If your meetings stretch out endlessly, don’t end with a clear path forward, or are full of people playing Angry Birds under the conference room table, you might need a meeting intervention!
Here are seven tips to get your meetings back on track.
Before you schedule a meeting, first ask yourself these questions:
• Is this something that could be just as easily conveyed in a memo or email?
• Is this a discussion (meaning there will be back-and-forth, which is what a meeting should be for) or just information-sharing (which might point you back to a memo or email)?
• Who really needs to be there? Are you about to invite people who won’t contribute or benefit from attending?
If you can’t come up with an agenda, you shouldn’t be holding a meeting. Before calling a meeting, you should be clear on what needs to be discussed and what outcomes you’re looking for.
Announce up-front what you want the take-aways from the meeting to be. You might say at the start, “We have one hour to cover A, B, and C. At the end of this meeting, I’m hoping we’ll have ___.”
If a topic comes up during the meeting that isn’t on the agenda, decide on the spot if it’s truly important enough to displace another topic. Usually it won’t be, and in those cases, you should say, “Let’s put that on the agenda for another time” and move the conversation back to what you’re there to discuss.
If you don’t take the start time seriously, people will start showing up later and later, wasting more and more of the punctual participants’ time. Apply the same rigor to the ending time, too: Set a time limit, announce it at the start, and warn people when you’re five or ten minutes away from wrapping things up.
Whether it’s you or someone else, someone needs to be in charge of keeping the meeting moving, redirecting conversation as needed, teasing out action items, cutting off ramblers, and wrapping it up on time.

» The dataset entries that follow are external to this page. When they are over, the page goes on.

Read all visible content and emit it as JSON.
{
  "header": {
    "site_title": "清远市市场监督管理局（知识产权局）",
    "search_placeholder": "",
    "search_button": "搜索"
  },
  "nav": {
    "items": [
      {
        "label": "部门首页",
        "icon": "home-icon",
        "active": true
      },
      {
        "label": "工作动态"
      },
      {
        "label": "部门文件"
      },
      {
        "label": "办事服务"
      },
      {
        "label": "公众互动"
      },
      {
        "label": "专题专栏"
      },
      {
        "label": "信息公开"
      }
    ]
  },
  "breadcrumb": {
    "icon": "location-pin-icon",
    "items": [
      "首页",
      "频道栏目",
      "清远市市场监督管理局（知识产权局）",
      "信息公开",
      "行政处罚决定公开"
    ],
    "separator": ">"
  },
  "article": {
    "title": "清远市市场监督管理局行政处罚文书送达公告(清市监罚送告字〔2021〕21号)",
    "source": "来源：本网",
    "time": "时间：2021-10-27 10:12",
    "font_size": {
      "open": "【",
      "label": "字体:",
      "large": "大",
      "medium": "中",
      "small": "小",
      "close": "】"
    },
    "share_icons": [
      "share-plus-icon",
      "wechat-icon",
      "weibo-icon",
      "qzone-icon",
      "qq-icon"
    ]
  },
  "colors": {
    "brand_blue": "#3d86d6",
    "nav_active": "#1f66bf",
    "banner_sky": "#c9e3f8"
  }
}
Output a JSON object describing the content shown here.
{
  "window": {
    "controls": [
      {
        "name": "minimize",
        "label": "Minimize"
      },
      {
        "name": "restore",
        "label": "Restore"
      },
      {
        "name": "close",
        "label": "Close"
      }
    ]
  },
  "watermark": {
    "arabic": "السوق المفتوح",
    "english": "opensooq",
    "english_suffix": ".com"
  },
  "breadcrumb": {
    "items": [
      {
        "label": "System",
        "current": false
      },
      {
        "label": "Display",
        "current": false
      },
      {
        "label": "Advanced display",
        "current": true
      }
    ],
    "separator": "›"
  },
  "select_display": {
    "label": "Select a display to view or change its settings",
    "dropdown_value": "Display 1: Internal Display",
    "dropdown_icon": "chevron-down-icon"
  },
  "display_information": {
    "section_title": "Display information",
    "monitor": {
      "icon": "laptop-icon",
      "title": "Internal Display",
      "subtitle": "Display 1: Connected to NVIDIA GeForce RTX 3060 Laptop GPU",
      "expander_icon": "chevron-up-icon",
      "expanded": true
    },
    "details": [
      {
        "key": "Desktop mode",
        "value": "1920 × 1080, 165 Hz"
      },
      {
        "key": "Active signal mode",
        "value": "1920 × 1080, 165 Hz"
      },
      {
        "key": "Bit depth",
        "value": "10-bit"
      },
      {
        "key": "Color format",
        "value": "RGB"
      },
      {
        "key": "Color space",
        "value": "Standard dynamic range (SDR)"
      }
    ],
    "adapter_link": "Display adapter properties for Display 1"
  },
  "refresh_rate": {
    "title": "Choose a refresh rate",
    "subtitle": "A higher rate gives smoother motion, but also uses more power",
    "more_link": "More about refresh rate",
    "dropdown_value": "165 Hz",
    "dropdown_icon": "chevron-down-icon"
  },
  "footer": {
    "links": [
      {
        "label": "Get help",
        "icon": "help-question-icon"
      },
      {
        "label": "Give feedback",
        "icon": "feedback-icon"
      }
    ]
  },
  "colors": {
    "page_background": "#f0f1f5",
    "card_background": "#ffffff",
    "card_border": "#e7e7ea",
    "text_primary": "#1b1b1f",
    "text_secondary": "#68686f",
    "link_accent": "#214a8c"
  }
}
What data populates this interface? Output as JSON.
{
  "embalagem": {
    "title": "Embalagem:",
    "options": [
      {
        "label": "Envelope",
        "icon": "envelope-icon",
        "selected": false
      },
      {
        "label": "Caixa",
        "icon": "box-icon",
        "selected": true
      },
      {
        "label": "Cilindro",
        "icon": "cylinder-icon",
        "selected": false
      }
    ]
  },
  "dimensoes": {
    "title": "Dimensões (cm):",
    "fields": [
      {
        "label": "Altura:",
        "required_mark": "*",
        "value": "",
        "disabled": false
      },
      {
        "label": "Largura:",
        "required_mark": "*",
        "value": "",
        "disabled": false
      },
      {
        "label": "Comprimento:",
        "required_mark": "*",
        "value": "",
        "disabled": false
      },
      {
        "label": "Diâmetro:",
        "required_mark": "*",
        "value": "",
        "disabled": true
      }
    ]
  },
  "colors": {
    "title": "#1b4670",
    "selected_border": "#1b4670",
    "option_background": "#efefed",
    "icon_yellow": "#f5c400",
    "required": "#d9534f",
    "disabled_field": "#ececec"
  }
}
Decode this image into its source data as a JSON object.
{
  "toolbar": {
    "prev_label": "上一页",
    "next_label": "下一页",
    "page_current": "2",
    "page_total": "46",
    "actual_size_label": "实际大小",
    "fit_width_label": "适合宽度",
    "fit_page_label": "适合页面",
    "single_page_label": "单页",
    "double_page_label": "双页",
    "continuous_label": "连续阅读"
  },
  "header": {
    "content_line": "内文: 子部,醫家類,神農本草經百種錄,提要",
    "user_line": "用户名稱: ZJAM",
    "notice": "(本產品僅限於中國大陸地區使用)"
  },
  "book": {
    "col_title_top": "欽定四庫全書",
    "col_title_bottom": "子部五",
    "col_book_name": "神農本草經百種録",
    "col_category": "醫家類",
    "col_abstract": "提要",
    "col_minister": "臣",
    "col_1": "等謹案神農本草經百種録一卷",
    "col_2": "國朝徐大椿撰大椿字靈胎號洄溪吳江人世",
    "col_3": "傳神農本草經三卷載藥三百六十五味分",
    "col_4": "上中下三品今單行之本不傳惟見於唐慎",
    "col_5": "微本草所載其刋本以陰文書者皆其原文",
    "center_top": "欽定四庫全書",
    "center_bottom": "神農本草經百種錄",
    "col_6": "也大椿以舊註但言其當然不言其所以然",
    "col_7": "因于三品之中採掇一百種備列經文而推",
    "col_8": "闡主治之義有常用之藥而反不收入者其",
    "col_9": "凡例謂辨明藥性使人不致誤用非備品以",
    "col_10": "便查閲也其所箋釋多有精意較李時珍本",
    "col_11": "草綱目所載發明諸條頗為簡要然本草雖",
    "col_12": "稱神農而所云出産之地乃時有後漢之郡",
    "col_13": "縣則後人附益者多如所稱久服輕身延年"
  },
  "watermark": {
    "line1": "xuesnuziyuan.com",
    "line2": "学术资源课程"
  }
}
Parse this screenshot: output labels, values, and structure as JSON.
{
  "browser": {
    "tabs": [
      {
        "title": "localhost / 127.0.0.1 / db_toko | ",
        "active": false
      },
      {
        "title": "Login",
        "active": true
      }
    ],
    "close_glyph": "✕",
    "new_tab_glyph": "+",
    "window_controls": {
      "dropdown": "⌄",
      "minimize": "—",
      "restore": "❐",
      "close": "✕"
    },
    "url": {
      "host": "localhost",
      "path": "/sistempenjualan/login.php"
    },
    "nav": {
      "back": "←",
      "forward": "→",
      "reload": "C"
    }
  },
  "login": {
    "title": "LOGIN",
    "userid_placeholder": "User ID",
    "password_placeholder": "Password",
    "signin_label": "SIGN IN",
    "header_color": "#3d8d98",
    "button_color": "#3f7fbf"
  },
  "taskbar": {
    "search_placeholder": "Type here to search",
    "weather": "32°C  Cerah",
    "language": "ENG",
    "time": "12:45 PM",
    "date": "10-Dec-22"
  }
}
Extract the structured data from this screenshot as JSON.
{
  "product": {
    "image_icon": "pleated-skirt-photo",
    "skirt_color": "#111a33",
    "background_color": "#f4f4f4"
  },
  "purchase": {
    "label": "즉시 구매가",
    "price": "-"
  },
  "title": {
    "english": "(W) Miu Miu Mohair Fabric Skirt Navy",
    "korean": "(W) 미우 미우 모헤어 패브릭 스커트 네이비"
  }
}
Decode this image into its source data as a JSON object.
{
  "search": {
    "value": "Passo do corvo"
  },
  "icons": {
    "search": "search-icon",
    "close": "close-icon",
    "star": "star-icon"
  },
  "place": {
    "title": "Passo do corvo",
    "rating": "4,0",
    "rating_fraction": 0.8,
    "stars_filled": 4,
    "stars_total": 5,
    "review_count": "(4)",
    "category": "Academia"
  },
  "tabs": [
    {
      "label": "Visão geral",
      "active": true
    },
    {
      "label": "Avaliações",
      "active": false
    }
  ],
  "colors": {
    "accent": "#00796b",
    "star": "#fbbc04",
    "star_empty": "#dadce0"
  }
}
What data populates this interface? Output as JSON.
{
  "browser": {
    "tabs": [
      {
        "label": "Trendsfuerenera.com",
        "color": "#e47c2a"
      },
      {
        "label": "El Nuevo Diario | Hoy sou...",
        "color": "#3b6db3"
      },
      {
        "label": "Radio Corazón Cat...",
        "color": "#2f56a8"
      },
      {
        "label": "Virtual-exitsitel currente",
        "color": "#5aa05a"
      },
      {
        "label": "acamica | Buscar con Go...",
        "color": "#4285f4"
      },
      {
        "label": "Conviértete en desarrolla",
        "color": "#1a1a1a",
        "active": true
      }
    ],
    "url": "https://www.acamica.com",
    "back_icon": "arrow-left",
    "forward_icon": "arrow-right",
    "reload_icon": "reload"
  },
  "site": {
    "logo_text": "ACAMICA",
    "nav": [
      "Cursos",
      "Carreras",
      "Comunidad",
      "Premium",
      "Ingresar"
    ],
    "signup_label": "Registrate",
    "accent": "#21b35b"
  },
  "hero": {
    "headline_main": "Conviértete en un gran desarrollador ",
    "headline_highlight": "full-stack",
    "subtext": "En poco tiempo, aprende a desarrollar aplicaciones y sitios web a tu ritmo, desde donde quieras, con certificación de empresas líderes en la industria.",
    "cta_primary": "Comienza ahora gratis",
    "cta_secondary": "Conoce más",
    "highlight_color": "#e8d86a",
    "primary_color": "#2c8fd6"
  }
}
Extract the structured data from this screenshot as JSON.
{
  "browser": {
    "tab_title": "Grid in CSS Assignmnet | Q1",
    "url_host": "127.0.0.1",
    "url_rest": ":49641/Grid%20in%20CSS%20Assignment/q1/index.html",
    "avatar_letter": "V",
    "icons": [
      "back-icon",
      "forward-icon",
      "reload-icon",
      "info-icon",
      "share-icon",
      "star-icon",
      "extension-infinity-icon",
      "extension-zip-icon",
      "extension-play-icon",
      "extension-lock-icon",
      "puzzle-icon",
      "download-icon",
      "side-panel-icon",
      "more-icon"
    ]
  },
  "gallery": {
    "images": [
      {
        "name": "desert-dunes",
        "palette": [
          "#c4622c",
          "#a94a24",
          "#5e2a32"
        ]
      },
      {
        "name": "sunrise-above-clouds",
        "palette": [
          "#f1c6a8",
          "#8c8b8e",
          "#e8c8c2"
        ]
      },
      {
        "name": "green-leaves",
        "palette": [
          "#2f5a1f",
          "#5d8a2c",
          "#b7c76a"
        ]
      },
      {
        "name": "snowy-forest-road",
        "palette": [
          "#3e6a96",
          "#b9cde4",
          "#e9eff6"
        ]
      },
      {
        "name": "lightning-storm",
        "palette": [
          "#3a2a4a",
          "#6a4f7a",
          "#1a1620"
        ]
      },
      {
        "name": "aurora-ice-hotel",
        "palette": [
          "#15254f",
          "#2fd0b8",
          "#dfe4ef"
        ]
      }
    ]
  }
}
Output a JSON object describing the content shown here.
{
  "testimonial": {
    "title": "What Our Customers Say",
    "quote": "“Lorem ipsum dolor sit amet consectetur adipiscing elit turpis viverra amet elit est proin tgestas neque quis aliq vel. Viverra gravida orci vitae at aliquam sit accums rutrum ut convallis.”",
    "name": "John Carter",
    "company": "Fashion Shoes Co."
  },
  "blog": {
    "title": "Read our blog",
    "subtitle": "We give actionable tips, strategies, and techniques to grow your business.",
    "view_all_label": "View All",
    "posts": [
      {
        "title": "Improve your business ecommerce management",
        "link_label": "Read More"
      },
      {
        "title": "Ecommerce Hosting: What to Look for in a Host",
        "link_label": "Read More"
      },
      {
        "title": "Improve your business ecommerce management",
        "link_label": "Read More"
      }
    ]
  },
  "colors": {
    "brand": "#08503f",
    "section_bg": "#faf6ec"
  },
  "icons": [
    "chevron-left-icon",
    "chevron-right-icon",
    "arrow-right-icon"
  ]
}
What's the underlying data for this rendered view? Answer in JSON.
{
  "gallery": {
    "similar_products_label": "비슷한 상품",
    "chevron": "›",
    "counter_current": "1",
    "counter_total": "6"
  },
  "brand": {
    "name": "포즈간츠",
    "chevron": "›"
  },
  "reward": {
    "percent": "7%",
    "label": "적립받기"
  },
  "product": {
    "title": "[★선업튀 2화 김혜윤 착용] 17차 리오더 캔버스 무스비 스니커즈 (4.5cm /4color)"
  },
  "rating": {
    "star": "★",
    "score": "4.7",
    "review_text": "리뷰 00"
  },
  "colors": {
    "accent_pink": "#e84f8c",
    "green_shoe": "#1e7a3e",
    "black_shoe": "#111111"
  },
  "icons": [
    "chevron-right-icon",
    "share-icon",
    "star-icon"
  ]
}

Nothing is worse than a long meeting that ends with no clear path forward. So at the end of every meeting, make sure everyone is clear on next steps – that the conversation has been translated into action items, and each of those action items has a clear owner.